The answer: well.
Whenever I travel, I reflect on how I am going to return. Every-time I start, I think about the end. So when I was coming to Taiwan, I spent about half of my time thinking about coming back from Taiwan. Typically these thoughts focus on life's lack of progression. I focus on me taking the same bus back and going in the opposite direction of my arrival.
Typically when I return I reflect on these thoughts with a sad acceptance. Even when I have developed personally, I feel that I have not developed professionally. When I feel I have developed professionally, I have not developed personally. Yet, this time, perhaps it is appropriate that leaving Taiwan, I went up a different coast to go to new places. I really feel I have changed during this year and that I have used this year.
PTI: I cannot understand the old man sitting next to me. His accent is intense and it is clear he is used to Taiwanese. I felt bad but the stewardess is also having a hard time.
So with that, I am going to start the potentially painful process of reading my early blog entries from when I first came to Taiwan and reflect on some of the more interesting things.
"The only traffic laws of any consequences [are] the laws of physics." This is a weird quote for me to look back on because i feel like I just read something a bit eye opening. I forgot how crazy Tainan traffic really is. Driving it everyday, especially driving as much as I did (probably an hour a day), really got me acclimatized to the laws of Tainan traffic - do what you can. Outside of the true freaks, I came to more or less accept some of the most insane driving decisions. If someone pulled into my way, I just pulled out. No harm, no foul. I must say I became pretty adept on a scooter (at least judged by defensive driving).
PTI: In Hong Kong, waiting for Allison.
At one point I refer to Englished Chinese as "Romanji," a clear result of having grown up liking Japan. Coming to Taiwan was really somewhat of a surprise. I had all the affection in the world for Japan, but I ended up in Taiwan. Its funny how much the rather random decision to do Taiwan shaped my life. Now I am completely focused on China in my future. This was not really a wrong or right decision. I bet if I had done Japan, I would have the same passion for Japan in my future. It is simply how things went. I am glad with the way things went though.
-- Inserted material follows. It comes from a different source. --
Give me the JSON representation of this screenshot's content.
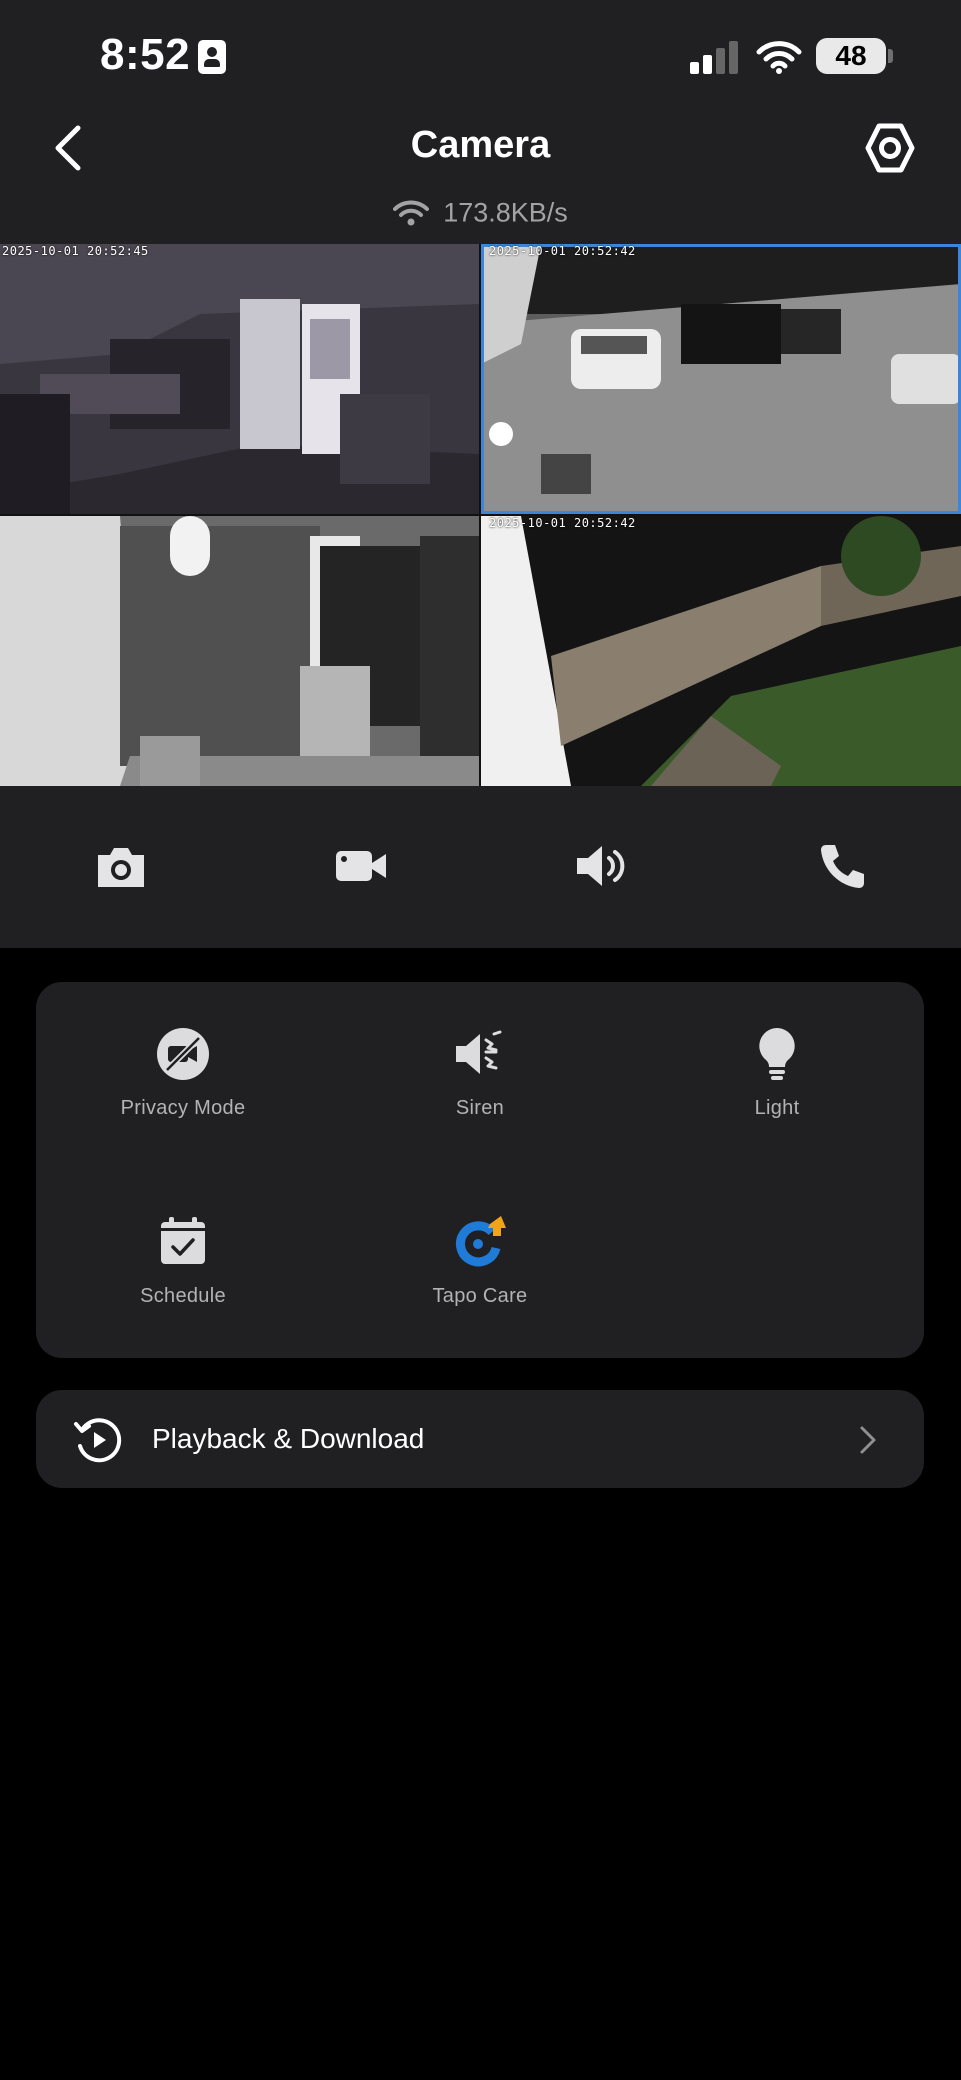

I speak of a " jaunt away from materialism," I surely did that I believe. I have been much more materialistic than normal, and what stuff I am coming home with (a lot to be fair) is either books or has sentimental value rather than material value. The only really luxury thing I bought in Taiwan was my Camera, and I am using that vigorously.
At one point I write that I had not found a mall in Tainan, that was mostly a product of the route I took, Tainan is all mall. The most notable mall is the biggest Mitsokoshi in Asia. Its materialism is off the charts. It is just a huge military base of want and greed.
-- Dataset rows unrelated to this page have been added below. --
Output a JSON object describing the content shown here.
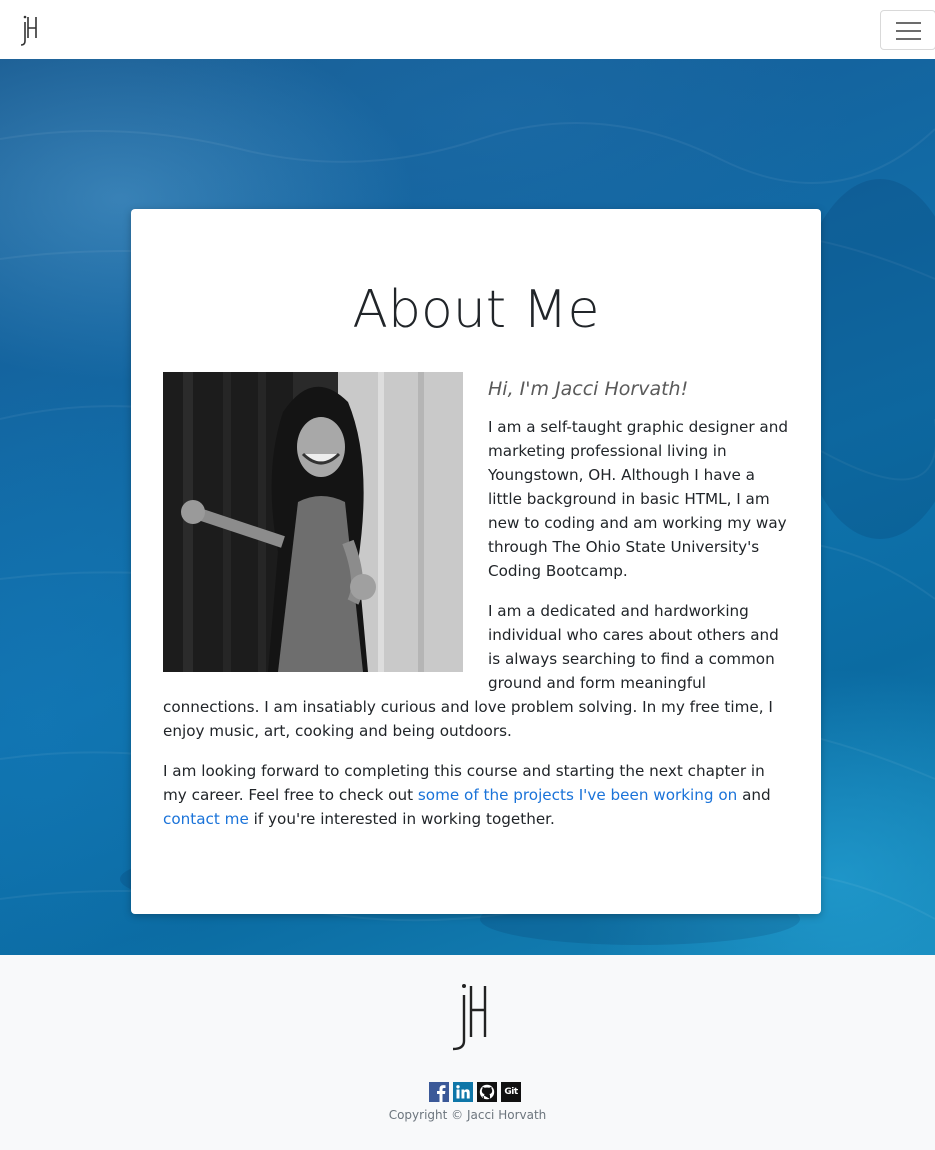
{
  "nav": {
    "logo_icon": "jh-monogram-icon",
    "toggler_icon": "hamburger-menu-icon"
  },
  "about": {
    "heading": "About Me",
    "greeting": "Hi, I'm Jacci Horvath!",
    "paragraph1": "I am a self-taught graphic designer and marketing professional living in Youngstown, OH. Although I have a little background in basic HTML, I am new to coding and am working my way through The Ohio State University's Coding Bootcamp.",
    "paragraph2": "I am a dedicated and hardworking individual who cares about others and is always searching to find a common ground and form meaningful connections. I am insatiably curious and love problem solving. In my free time, I enjoy music, art, cooking and being outdoors.",
    "paragraph3_part1": "I am looking forward to completing this course and starting the next chapter in my career. Feel free to check out ",
    "projects_link": "some of the projects I've been working on",
    "paragraph3_part2": " and ",
    "contact_link": "contact me",
    "paragraph3_part3": " if you're interested in working together.",
    "photo_icon": "profile-photo"
  },
  "footer": {
    "logo_icon": "jh-monogram-icon",
    "social": [
      {
        "name": "facebook-icon",
        "color": "#3b5998"
      },
      {
        "name": "linkedin-icon",
        "color": "#0e76a8"
      },
      {
        "name": "github-icon",
        "color": "#111111"
      },
      {
        "name": "git-icon",
        "color": "#111111",
        "label": "Git"
      }
    ],
    "copyright": "Copyright © Jacci Horvath"
  },
  "colors": {
    "link": "#1a73d9",
    "footer_bg": "#f8f9fa",
    "ocean": "#0f73ad"
  }
}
I have two references to Saved by the Bell's "The Max," I think that is more due to the colors of Taiwan than a personal obsession that I have not yet come to terms with.
I read an entry of me forcing my non-Mandarin on two Taiwanese girls. To be honest, I am somewhat proud of that. Although I could not really speak a word, I tried, I threw phrases at them, and I learned. I learned Chinese by attacking it. I am not fluent by any means, but for a year, not bad; and it was, at least in part, because I was willing to embarrass myself.
PTI: This blog entry was cut short by a really quick arrival (Taiwan-Hong Kong are simply not that far). So I am actually writing this almost a week later, having done the Hong Kong thing with the lovely Allison. To Allison, thanks for the tour of the city, your surprising Hong Kong knowledge is a testament to the way that you learned the city. The way you learned the city is the way that you learn people, you look at a good person and you find what makes them good; then you make them see that good. Your charm is your incredible spirit and ability to see the best in people and things. Thanks for guiding me around Hong Kong and my own head.